FREETOWN, Sierra Leone -- There were conflicting reports on Saturday about a rebel advance on the capital of the Central African Republic, with some saying the rebels had entered the city, but with witnesses in the capital and the president's spokesman denying it.
Residents in the capital, Bangui, were left in darkness after the electricity was cut off by rebels at a generating station to the north. Fearing the threat of combat, residents stayed in their homes. But the streets were said to be empty, and witnesses said there was no fighting.
For months members of a loose coalition of rebel groups known as Seleka, unhappy with the country's president -- who seized power in a 2003 coup and was subsequently elected in questionable votes -- have been fitfully advancing toward Bangui.
Last week, citing numerous grievances, including what they said was the failure of the president, François Bozizé, to stick to a January peace deal and integrate some of their men into the army, the rebels advanced again. The rebels' spokesman, based in Paris, insisted that rebel fighters had entered the capital on Saturday afternoon.
But witnesses in Bangui said the rebels were at least 60 miles away.
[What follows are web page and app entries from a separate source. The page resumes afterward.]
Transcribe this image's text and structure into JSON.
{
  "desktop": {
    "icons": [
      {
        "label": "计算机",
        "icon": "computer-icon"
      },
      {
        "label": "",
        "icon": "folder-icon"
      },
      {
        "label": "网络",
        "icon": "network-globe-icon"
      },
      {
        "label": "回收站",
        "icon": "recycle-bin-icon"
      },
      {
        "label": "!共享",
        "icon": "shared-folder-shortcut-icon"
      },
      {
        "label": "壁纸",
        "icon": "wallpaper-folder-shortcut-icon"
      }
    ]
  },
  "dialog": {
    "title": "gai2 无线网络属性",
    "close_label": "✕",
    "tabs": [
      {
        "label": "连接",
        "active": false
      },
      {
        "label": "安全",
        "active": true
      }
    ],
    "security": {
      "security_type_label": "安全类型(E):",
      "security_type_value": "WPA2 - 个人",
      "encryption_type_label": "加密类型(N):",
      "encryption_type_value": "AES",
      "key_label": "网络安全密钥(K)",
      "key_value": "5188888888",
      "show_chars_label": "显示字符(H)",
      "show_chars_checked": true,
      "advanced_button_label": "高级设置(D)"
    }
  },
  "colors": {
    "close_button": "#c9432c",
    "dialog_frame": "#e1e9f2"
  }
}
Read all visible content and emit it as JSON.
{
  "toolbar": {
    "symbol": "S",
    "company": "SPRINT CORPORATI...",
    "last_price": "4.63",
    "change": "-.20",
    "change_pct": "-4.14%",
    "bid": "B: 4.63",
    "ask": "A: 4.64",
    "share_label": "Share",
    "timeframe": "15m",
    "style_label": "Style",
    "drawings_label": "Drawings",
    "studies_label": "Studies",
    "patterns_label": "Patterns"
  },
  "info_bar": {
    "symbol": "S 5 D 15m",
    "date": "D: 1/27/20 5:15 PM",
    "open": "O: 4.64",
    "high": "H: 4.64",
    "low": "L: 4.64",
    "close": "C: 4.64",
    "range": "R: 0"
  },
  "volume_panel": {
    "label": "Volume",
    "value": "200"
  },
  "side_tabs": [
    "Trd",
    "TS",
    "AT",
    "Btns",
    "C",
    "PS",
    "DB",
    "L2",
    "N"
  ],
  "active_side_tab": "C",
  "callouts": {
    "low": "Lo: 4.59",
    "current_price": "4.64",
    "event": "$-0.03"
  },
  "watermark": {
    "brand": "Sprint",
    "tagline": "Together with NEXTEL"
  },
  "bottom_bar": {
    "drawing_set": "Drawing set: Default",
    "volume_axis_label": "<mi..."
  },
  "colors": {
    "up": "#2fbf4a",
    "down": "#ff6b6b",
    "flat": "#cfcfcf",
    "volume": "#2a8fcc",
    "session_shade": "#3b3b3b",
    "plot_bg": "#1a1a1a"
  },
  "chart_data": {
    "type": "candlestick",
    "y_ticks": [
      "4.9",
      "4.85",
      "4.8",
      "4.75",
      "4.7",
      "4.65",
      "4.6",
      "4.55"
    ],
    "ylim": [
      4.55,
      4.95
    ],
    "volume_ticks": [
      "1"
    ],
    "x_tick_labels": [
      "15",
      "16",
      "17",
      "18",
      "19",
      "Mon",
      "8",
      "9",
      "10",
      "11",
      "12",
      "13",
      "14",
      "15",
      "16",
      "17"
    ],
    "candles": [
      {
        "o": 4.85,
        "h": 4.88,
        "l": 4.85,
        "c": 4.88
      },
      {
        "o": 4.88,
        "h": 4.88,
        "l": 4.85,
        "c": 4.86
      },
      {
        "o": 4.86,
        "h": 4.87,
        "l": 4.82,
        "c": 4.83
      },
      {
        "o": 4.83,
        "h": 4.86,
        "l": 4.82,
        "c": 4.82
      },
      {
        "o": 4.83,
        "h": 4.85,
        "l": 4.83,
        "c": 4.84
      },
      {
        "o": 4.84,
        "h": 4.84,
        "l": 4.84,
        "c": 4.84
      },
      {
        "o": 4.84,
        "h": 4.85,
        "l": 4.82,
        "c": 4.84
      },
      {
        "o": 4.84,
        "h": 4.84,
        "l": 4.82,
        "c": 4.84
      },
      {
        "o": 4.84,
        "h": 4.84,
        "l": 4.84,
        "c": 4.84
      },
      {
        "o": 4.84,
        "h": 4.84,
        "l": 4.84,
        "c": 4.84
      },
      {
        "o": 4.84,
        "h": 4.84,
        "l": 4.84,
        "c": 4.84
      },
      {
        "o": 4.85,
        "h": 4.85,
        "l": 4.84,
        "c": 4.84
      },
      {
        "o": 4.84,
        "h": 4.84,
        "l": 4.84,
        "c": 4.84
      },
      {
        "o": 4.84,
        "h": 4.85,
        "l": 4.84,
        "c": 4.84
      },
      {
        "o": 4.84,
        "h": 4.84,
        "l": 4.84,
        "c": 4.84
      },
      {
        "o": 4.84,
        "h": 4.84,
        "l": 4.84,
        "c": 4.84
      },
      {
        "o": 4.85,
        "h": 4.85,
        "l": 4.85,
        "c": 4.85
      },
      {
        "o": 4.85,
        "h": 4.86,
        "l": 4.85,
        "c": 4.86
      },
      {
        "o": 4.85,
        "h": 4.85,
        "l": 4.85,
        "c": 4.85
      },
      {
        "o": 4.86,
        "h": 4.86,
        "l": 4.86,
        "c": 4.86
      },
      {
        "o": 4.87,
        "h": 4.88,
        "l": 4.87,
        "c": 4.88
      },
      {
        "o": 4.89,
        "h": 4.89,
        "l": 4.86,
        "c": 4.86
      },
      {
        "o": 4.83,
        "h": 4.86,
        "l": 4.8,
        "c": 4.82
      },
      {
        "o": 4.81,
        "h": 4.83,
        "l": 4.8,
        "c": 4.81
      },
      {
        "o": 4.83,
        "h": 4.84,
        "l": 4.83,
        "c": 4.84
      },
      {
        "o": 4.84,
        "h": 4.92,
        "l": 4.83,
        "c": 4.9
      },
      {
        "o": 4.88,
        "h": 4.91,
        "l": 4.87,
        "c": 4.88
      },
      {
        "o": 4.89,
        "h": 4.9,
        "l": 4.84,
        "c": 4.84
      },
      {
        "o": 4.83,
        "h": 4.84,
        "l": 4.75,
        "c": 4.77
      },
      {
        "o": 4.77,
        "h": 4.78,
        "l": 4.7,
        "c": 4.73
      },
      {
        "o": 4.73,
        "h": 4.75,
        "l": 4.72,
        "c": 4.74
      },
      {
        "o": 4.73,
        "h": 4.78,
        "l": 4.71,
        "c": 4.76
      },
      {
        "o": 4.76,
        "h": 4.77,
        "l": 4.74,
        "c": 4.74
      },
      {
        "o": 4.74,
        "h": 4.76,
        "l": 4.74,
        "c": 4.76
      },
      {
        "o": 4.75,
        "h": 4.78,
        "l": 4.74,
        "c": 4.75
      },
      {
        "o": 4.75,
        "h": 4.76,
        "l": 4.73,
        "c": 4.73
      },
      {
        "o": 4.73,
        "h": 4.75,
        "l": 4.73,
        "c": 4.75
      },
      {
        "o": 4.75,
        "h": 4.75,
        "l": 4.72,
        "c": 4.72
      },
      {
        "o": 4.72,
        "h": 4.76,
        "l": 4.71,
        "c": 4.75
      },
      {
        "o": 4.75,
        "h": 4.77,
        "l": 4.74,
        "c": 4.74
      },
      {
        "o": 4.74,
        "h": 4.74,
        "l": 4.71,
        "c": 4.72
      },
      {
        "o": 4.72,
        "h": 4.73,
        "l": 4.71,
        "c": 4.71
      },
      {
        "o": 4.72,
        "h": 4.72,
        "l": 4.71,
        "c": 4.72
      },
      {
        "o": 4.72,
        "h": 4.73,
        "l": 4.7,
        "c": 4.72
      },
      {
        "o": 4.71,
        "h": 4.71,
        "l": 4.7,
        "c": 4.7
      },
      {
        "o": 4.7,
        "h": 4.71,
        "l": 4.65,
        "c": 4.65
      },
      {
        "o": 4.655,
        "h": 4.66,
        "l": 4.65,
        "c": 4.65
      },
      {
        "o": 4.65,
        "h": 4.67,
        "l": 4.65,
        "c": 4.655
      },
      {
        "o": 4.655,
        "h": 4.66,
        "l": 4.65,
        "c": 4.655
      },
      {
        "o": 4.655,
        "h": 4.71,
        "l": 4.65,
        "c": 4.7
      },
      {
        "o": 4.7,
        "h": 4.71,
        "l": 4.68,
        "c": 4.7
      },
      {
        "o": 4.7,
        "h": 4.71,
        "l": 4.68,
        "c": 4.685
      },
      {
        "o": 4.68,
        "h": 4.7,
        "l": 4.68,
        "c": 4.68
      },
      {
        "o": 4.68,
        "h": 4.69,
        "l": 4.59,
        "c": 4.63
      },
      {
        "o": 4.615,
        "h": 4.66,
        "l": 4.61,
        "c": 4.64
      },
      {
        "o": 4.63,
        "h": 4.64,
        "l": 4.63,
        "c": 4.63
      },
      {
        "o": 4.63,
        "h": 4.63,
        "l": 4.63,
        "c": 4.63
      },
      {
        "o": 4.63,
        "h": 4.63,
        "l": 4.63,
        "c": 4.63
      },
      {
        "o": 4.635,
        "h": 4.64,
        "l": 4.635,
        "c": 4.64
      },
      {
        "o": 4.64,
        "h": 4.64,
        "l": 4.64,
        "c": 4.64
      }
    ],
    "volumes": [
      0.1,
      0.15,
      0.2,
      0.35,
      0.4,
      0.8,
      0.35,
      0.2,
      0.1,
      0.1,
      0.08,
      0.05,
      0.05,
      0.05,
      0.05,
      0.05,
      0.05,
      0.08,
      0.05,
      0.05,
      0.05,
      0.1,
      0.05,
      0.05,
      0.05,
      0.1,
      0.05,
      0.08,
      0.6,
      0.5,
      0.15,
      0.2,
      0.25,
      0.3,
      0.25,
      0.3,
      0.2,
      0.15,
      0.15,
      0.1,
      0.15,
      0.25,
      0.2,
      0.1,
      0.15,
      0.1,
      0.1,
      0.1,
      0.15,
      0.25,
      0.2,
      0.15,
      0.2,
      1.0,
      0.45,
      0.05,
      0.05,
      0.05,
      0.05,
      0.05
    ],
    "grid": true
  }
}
Outside the capital the rebels clashed with government troops and South African forces, which had been helping train the country's army, in the towns of Damara and Boali. Mr. Bozizé was still in the capital, his spokesman said, and had made a public appearance with South African forces on Saturday.
The president's spokesman, Gaston Mackouzangda, aroused from sleep on Saturday night in the capital, insisted that all was calm in Bangui.
"Bangui has not fallen," Mr. Mackouzangda said. "There is no fighting. Measures have been taken to defend the capital." He added that the rebel forces had been pushed back at Damara.
Mr. Bozizé's presidential guard was still in place around the palace in Bangui on Saturday.
"It is out of the question that power will fall into the hands of Seleka," Mr. Mackouzangda said. He said that "Seleka has opted for war and the violation of democratic principles," but that the president was still committed to the January peace deal.
For his part, the rebel spokesman, Eric Massi, offered a completely different version of events, saying that "the operation is unfolding" in the capital and that the rebel forces had "encountered some resistance from the presidential guard." But his claims were difficult to verify, and reports of actual fighting in the capital were scarce.
A former French colony, the Central African Republic is a desperately poor nation with a history of coups and rebellions. A French military spokesman, Col. Thierry Burkhard, said Saturday that France maintained a permanent deployment of 250 troops at the Bangui airport, which the French said was secure.
Christian Panika contributed reporting from Bangui, Central African Republic, and Scott Sayare from Paris.
This article originally appeared in The New York Times.